California Attorney General Rob Bonta recently announced an investigative sweep, sending letters to businesses with mobile apps that may be failing to comply with the California Consumer Privacy Act (CCPA). This announcement included a focus on businesses that failed to process consumer requests submitted through authorized agents, including Permission Slip, an experimental authorized agent created by Consumer Reports.

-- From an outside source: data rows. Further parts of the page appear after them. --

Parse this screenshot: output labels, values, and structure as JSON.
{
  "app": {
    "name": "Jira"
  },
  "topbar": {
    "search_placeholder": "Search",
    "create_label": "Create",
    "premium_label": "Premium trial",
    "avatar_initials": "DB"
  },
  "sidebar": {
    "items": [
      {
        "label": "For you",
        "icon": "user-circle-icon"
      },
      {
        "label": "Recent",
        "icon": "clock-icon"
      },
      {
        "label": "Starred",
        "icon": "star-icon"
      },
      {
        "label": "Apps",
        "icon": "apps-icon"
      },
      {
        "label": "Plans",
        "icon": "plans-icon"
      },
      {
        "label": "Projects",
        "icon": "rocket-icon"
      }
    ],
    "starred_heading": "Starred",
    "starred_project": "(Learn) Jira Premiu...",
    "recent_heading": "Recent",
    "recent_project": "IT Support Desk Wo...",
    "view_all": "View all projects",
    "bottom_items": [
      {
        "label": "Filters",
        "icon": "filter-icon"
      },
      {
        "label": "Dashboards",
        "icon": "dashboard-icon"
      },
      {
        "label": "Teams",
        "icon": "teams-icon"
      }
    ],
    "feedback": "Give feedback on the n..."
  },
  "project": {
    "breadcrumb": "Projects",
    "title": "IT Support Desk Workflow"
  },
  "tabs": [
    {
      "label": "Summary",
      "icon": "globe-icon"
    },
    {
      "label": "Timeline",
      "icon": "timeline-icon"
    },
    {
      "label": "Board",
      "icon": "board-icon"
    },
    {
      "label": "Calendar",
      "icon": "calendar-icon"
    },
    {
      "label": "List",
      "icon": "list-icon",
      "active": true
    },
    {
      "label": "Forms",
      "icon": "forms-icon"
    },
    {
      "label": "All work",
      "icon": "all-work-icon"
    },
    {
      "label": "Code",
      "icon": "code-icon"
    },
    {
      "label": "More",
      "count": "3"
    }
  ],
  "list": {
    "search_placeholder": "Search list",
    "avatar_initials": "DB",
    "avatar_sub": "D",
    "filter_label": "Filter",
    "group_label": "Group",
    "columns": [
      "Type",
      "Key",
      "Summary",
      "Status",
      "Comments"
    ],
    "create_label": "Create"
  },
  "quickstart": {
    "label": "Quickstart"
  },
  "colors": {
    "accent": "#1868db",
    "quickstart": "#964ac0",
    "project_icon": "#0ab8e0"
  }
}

Consumer Reports and other groups have been working to advance privacy laws in states such as California to protect the data of consumers. However CR’s research shows that companies’ approaches to data privacy can be confusing, inconsistent, and difficult to navigate. The CCPA anticipated these challenges and built in a provision for authorized agents that could help consumers exercise their data rights by serving as an intermediary between consumers and companies. Under the law, consumers can enlist an individual or institution to be their authorized agent and make data requests on their behalf, such as opting out of information sharing or deleting their personal data.
Since then, many intermediaries have entered the market, and many consumers have chosen to enroll an intermediary to help manage their data. One such intermediary is Permission Slip by Consumer Reports, a mobile app that aims to make it easy for consumers to take control of the personal data companies have about them. CR made Permission Slip available in the iOS app store in November and plans to formally launch the service later this year, when it will also be available on the Play Store for Android.
“We’re delighted to see the Attorney General’s office holding companies accountable to privacy laws that protect consumers,” said Ginny Fahs, Director of Product R&D, Innovation Lab at Consumer Reports. “In particular, the office’s attention to requests sent by authorized agents is significant. People often struggle to use their privacy rights, and enrolling an agent can help simplify the process. This is a win for consumers and for the privacy of their data.”
In addition to Permission Slip, CR has been incubating a new open standard for data rights with industry called the Data Rights Protocol. The protocol is being co-developed by a consortium of Consumer Reports and nine organizations across marketplace roles: authorized agents, b2b privacy infrastructure provider companies, and businesses that need to comply with CCPA. The protocol and the app are the latest efforts by CR to elevate digital rights.